She stands up, still crying and is met by another person she thinks is the gardner. He took asks her why she is weeping and she begs him to tell him where he has taken her Lord. But then Jesus calls her by name, “Mary” and she grabs him, clinging too him.
Sometimes looking into the empty tomb is not enough to start our faith journey. Sometimes we are so caught up in our own pain, that we cannot see the message of hope through our own tears. We too are asked “Why are you weeping?” and have so many answers. Weeping for the pain that we carry around that others do not know about. Weeping for loved ones gone too soon. Weeping for a world at war. Weeping for children that go to bed hungry. So much to grieve over. We cannot see Christ through our tears.
We need Jesus to call us by name. We need to listen for the voice of Christ, when coming to see is not enough. That voice may sound different for each of us. It may be the voice of a friend inviting us to serve on a mission trip. Or a spouse inviting us to come and worship with them. It may be the voice of a teen asking if there is more to life then what we weep over in the world? Questions and invitations may be placing us in the path where Christ can meet us and speak to us. We may not recognize his voice at first, but slowly and surely over time, we notice that it is a voice that is unlike any other. The voice of our teacher that speaks to us in a deep way.

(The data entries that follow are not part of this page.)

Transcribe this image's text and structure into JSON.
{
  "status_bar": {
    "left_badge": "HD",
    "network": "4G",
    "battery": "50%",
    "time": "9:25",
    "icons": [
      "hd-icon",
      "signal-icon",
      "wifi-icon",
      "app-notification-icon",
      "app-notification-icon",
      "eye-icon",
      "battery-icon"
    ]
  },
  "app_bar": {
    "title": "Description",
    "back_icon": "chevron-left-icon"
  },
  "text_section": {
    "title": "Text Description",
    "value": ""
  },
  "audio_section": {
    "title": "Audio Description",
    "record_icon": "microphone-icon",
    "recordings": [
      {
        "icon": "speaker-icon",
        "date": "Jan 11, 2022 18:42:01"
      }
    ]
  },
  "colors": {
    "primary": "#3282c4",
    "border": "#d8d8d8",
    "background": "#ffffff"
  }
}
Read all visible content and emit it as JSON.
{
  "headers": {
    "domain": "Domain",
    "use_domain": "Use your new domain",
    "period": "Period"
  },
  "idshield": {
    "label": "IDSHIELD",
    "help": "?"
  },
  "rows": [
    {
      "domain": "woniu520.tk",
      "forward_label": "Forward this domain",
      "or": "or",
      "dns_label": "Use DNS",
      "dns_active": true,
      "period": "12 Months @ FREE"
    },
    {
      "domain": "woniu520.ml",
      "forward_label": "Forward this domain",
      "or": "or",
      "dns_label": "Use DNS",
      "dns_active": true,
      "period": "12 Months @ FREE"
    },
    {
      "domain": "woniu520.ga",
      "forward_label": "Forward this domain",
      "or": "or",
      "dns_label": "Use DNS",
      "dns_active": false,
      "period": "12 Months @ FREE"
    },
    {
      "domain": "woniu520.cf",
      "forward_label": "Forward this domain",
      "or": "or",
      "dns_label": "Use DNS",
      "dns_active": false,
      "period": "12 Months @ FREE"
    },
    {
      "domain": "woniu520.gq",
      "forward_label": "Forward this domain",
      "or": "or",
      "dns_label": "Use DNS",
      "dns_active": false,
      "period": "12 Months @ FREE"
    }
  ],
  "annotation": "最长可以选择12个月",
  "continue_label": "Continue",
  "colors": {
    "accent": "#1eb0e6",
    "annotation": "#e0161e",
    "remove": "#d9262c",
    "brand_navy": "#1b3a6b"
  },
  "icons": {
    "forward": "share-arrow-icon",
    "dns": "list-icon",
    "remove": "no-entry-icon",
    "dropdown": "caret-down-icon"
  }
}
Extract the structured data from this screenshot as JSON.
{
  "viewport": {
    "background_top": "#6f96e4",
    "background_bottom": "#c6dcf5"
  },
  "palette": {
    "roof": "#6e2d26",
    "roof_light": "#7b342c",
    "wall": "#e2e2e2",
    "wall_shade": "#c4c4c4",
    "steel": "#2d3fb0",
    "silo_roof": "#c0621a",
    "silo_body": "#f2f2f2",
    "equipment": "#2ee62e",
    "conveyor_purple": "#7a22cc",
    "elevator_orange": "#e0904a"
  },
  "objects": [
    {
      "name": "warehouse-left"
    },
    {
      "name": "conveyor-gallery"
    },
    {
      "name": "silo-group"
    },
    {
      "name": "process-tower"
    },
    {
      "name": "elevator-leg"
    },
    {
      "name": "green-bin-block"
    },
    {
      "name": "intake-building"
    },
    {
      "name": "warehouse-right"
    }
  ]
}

Rather we see and believe or hear the voice of Christ speaking our name, we are left with the same question - what are we going to do when we leave worship this morning? Are we going to go, like Mary, and proclaim the good news, “I have seen the Lord! He is Risen” or are we simply going to return to life as usual? Are we going to live as Easter people who follow God, no matter how many questions we may have, or are we going to return home and pretend that today never happened? Are we going to go out and let our voices ring? Are we going to live as if we are empowered by the Lord? Will we go on to live victorious? Will you live like the resurrection means something for your life?
Easter people know that while we live in darkness, weeping now, its not the end of the story. Easter people know that while we have questions, they drive us to look even more closely at the tomb that proclaims of the resurrection. May we go forth as Easter People, going forth to tell our brothers and sisters, “He is risen, indeed!” Amen.